→ ACTIVITY
Give the number of lines in these entries that contain "marble", and nothing more.

→ RECORDS SHOWN
☆ ☆ ☆ ☆ ☆

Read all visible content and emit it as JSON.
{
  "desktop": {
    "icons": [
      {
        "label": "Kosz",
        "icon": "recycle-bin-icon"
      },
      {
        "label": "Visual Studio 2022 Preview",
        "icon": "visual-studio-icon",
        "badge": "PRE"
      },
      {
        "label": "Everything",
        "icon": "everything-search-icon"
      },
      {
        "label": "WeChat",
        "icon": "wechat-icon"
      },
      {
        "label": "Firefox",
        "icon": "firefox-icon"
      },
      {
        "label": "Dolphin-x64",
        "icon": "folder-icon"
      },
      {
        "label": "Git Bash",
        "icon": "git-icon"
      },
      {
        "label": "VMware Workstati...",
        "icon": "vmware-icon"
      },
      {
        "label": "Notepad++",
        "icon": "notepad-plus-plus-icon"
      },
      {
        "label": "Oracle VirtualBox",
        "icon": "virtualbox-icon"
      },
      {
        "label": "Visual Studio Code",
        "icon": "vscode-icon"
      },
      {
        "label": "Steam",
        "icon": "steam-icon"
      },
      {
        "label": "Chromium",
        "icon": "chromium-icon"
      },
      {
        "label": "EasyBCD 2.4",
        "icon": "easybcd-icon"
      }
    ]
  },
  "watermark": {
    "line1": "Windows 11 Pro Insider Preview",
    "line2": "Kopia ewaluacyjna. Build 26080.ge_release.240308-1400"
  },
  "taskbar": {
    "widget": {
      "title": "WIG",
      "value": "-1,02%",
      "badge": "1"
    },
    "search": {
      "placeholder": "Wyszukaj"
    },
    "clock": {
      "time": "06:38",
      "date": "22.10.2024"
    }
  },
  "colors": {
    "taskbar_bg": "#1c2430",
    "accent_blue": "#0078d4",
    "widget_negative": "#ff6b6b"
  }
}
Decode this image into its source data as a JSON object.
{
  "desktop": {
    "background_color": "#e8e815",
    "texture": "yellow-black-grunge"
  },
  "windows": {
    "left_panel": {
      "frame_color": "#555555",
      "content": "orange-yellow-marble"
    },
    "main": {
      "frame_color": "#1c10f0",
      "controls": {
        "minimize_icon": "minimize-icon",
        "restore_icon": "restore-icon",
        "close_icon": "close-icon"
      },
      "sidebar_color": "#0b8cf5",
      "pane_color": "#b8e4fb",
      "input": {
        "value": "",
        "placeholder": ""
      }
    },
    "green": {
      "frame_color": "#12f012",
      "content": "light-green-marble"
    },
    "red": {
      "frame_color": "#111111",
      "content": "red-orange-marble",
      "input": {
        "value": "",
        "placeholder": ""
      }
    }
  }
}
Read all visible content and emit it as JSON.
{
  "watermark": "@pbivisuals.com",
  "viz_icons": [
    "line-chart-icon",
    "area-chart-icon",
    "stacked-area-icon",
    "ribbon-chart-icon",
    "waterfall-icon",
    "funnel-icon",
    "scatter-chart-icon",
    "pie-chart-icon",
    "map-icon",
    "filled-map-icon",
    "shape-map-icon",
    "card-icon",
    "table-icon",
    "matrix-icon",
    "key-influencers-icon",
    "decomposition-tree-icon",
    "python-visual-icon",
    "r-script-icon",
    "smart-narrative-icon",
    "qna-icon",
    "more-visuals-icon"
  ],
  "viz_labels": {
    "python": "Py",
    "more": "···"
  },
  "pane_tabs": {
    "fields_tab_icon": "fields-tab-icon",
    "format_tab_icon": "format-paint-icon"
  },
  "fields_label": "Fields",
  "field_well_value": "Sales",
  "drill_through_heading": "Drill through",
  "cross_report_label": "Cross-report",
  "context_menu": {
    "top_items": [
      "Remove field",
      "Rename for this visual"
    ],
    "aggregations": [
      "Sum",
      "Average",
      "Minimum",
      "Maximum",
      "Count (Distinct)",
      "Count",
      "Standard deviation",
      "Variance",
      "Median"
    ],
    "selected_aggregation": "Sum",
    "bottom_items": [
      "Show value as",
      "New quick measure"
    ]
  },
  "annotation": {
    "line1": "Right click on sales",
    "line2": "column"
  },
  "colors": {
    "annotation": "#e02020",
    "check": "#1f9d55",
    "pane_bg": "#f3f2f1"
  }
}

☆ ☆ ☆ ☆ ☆

→ EXERCISE OUTPUT
3